Segment Start: DATA EXTRACT
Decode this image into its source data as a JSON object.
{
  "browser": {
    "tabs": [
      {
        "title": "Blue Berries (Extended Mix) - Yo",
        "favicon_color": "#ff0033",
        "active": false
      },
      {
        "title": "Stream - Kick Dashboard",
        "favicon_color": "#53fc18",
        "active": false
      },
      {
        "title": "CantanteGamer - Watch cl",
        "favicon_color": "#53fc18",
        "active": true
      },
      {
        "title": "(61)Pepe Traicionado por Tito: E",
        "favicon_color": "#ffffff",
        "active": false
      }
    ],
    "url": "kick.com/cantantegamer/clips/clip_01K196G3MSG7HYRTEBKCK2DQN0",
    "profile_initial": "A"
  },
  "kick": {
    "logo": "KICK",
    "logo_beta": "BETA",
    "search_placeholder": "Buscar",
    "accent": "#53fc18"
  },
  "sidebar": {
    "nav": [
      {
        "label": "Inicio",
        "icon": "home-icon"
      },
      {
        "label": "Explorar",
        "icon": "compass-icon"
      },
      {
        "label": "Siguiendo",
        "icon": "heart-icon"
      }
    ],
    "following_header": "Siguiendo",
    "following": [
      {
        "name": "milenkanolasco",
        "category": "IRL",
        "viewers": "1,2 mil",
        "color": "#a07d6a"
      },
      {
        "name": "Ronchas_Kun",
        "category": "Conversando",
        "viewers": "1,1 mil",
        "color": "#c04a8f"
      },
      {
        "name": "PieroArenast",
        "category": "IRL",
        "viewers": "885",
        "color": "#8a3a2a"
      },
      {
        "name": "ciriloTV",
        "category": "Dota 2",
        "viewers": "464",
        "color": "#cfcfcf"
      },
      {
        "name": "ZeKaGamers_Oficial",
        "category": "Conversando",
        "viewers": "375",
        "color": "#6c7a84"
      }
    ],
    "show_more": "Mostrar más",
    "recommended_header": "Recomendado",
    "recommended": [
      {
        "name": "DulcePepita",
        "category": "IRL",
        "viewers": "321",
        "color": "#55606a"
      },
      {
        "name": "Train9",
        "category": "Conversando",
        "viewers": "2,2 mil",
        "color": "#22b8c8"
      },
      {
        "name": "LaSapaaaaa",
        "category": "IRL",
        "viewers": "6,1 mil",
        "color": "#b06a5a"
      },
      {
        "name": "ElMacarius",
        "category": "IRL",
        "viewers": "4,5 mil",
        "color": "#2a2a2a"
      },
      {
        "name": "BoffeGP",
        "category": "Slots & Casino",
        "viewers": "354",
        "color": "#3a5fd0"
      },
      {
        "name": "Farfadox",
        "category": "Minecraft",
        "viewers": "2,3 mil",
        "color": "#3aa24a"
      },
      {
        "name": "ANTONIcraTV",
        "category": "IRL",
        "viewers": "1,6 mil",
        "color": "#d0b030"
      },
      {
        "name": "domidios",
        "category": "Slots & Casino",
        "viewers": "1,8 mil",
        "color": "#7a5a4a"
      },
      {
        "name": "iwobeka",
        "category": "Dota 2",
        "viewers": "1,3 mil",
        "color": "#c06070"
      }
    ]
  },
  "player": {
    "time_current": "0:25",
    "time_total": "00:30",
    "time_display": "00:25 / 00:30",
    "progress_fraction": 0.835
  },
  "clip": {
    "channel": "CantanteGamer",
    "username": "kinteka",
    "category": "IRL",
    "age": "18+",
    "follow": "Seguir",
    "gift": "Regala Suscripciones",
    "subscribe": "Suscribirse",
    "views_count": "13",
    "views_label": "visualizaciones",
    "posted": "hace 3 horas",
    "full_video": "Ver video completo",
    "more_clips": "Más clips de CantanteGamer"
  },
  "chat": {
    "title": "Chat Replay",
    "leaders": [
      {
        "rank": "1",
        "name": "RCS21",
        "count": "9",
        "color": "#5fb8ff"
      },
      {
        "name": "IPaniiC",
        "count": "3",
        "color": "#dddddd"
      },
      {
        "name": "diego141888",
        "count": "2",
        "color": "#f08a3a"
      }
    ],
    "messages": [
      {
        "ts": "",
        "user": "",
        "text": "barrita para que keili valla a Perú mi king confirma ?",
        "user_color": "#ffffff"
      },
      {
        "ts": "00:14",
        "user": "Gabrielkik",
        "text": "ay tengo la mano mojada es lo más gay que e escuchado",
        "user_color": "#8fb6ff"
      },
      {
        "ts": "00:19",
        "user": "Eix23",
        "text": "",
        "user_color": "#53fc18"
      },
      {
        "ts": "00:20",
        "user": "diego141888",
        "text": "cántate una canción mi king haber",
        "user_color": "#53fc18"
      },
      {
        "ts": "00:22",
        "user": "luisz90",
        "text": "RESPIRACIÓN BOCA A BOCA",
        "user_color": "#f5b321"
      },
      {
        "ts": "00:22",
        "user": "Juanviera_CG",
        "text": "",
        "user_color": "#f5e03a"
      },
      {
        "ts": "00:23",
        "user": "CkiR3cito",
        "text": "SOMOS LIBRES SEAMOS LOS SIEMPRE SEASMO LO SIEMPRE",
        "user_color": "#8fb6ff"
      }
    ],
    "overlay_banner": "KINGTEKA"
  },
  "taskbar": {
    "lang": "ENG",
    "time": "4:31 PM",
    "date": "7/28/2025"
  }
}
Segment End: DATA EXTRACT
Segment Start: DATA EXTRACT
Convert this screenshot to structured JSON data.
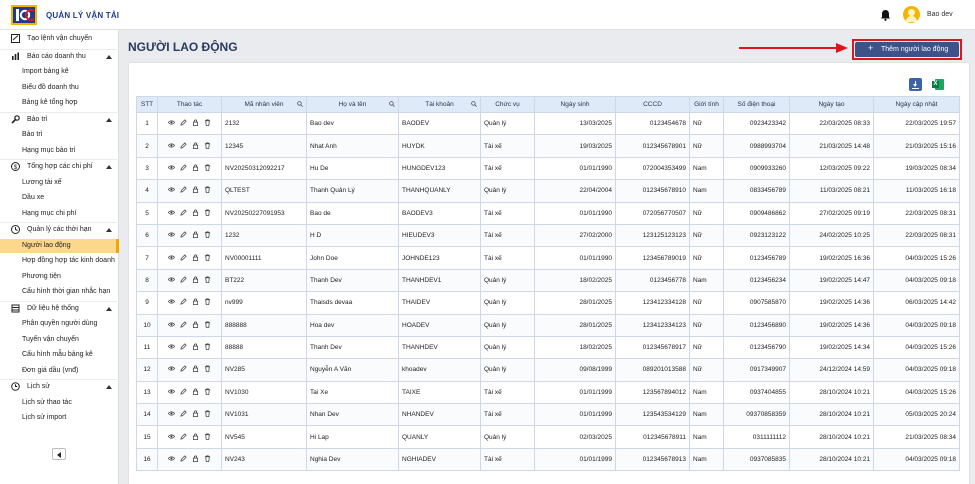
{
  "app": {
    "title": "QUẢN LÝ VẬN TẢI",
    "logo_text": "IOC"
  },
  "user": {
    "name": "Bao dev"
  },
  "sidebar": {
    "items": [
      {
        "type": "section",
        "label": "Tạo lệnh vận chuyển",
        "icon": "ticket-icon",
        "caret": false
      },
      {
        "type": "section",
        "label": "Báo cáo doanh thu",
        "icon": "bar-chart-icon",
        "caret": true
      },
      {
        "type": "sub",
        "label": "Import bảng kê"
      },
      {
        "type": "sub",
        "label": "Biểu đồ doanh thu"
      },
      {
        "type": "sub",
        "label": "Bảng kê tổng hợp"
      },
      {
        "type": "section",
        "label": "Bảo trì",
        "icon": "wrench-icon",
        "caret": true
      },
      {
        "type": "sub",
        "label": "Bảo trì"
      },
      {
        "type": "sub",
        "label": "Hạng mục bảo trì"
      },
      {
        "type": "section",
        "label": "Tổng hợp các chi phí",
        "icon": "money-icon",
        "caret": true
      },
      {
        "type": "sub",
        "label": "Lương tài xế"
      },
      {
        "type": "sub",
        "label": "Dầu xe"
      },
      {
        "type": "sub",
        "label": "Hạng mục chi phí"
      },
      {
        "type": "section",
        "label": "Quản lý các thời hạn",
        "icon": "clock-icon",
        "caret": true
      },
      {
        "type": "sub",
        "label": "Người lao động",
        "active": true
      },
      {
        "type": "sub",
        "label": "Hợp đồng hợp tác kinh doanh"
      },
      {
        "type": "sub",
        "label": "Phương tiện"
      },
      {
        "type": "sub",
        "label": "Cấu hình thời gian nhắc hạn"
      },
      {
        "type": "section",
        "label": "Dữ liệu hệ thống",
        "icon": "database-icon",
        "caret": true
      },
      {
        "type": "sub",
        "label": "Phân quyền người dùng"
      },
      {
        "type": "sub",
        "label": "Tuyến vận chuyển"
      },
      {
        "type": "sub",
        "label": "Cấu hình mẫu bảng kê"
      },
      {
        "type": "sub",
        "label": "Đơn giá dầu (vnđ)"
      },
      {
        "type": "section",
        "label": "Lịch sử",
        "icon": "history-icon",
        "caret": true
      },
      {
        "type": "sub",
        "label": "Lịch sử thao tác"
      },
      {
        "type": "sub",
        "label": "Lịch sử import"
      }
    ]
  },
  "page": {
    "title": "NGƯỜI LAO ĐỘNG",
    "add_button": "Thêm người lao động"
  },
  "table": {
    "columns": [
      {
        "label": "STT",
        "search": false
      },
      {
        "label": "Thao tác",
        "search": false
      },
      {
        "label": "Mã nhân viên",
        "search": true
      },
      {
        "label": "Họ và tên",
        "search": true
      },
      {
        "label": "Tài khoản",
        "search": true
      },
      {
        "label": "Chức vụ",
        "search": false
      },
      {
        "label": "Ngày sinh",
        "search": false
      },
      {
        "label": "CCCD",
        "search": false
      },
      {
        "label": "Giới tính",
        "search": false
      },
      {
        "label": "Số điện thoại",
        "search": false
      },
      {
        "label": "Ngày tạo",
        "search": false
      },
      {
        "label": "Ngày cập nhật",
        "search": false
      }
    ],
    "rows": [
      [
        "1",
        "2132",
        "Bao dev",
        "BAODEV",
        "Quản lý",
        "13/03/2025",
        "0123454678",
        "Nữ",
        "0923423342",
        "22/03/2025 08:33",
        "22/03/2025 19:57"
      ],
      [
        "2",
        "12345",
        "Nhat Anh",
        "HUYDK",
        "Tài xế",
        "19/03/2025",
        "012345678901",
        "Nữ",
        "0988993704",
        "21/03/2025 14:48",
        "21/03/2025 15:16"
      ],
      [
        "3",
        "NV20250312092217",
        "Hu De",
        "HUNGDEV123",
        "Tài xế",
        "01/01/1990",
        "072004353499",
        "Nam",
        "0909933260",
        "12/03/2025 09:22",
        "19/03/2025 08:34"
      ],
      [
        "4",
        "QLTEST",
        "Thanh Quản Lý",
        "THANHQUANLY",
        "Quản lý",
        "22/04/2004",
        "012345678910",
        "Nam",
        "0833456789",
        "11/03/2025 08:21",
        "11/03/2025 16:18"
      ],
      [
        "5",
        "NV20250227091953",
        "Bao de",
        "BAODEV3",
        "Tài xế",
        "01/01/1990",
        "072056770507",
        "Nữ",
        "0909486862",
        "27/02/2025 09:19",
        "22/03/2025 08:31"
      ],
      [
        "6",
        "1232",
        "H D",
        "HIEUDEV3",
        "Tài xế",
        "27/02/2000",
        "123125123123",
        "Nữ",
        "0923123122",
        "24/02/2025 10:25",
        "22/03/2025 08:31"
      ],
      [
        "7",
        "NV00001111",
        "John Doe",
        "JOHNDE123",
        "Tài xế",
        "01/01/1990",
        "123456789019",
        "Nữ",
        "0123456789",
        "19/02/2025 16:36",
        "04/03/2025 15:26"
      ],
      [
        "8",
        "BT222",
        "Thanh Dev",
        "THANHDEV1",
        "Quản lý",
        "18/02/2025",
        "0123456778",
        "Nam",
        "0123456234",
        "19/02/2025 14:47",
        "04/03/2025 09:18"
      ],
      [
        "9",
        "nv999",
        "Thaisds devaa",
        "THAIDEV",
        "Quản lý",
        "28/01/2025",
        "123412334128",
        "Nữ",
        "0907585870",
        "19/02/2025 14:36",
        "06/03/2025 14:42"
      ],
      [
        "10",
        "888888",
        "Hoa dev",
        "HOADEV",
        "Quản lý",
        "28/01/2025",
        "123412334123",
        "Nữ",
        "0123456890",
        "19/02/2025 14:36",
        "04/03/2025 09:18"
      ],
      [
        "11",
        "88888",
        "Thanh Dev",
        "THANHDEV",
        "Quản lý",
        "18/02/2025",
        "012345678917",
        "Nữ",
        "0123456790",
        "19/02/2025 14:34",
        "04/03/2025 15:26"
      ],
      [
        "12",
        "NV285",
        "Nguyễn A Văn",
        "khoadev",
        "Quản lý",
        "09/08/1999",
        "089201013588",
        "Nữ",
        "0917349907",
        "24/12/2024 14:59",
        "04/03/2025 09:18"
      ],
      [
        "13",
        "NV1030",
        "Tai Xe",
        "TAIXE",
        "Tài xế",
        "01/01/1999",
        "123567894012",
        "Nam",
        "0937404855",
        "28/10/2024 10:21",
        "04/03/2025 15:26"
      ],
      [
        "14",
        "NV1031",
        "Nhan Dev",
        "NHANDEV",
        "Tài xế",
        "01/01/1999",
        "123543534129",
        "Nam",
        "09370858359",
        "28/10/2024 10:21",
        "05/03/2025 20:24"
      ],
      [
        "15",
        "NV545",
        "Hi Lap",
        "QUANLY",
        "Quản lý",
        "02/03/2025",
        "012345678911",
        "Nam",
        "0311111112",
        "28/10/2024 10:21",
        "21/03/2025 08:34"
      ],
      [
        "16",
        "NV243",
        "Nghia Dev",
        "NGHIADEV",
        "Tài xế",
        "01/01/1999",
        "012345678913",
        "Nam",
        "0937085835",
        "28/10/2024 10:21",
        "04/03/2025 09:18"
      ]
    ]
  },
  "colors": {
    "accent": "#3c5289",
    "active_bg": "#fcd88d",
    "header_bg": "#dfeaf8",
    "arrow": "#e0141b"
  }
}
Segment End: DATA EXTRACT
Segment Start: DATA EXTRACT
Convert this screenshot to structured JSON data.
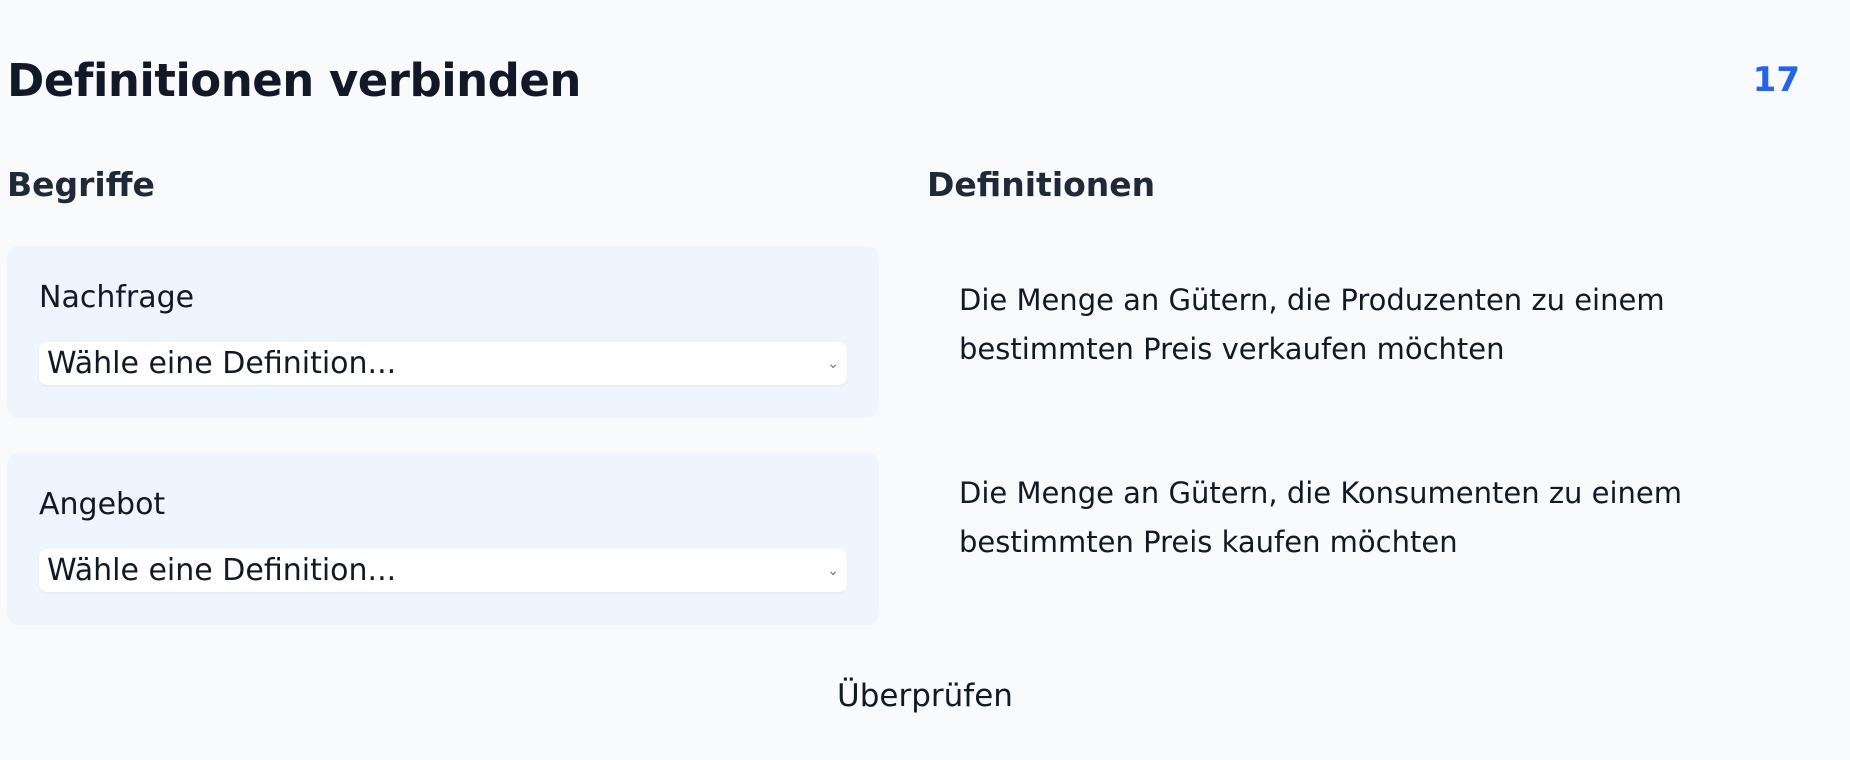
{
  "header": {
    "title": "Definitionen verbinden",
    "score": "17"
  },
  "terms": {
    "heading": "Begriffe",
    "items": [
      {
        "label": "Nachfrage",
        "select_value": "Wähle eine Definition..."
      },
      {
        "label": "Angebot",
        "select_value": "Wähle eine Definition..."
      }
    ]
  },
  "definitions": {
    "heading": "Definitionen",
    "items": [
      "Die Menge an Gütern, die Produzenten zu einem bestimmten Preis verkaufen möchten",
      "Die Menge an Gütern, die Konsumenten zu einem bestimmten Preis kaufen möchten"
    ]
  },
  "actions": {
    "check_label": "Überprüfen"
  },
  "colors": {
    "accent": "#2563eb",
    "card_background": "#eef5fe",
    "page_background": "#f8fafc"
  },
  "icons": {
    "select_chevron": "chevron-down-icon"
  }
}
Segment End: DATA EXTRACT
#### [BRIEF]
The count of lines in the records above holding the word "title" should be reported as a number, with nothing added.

#### [ANSWER BOX]
8